Kestrels are lovely, personable little falcons found throughout much of North and South America.   Their only faults are that they are fairly shy and difficult to photograph, and when they do permit close approach they're rarely perched on anything other than power lines or metal fence posts (or sometimes wooden fence posts if I'm lucky).   These images show both the colorful males and the overall rusty-brown females, which lack the males' blue-gray wings and   Note the considerable variation in the amount of rusty streaking on the females (I'm not sure if this is age-related).   I took most of these pictures out of my car window, with the exception of the very accommodating male eating a side-blotched lizard (below, left).   The photos were taken in many places; California locations include the upper Panoche Valley in San Benito County, the San Jacinto Wildlife Area near Riverside, coastal Orange County, Pebble Beach, near Palm Desert, and Convict Creek in Mono County (eastern Sierra Nevada).   Other images (including the ones immediately below of a male eating a mouse) were made on Antelope Island in the Great Salt Lake, Utah, and in Bosque del Apache National Wildlife Refuge in New Mexico.

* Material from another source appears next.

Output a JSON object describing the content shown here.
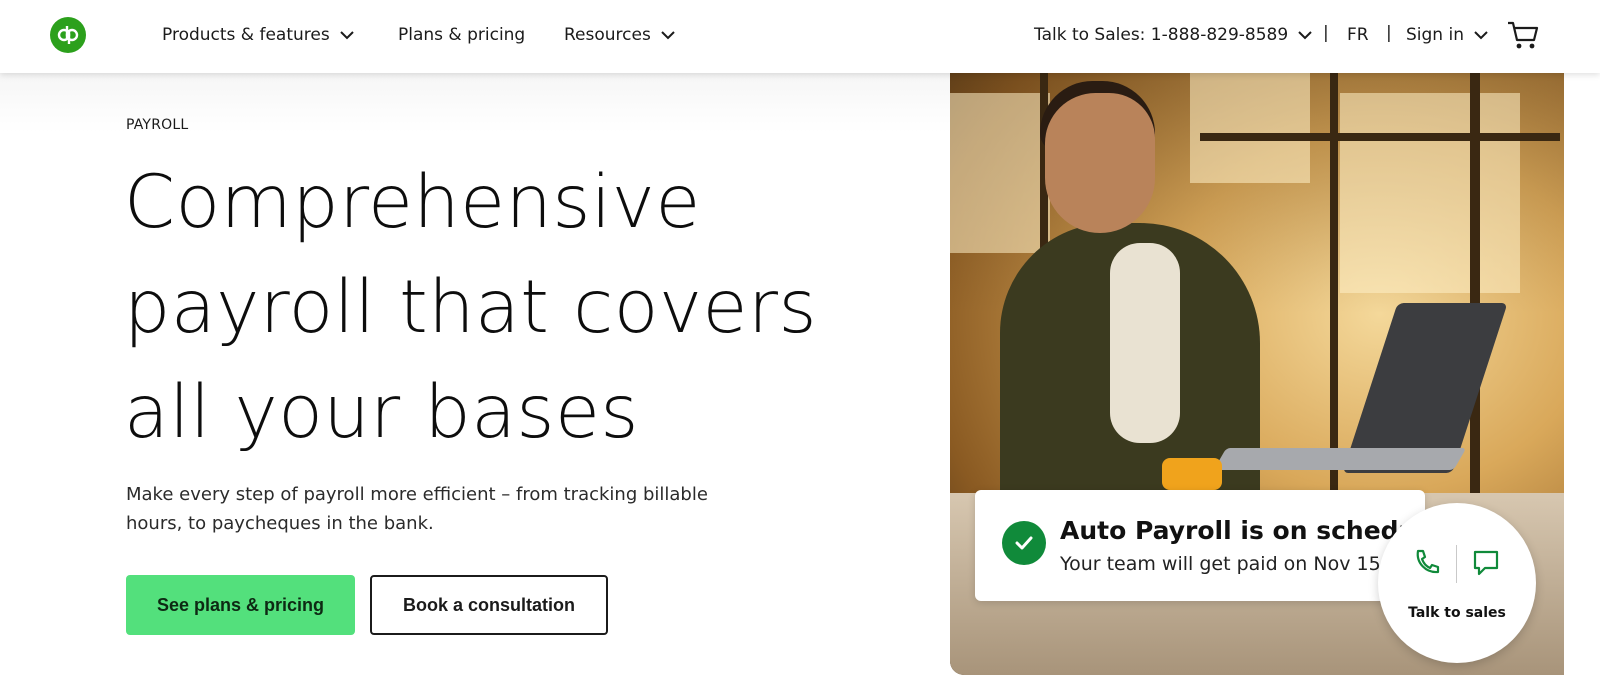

        More images of kestrels are here and hereAnother page has a photo showing the size difference between kestrels and their close relative, the peregrine falcon.

  • Canon 10D, 1D Mk. II, 1D3, 7D, or 1D4; 800 mm IS lens + 1.4X or 500 mm IS lens plus 1.4X (flight shots) or 2X converter, some with fill-in flash (2003, 2005-2011)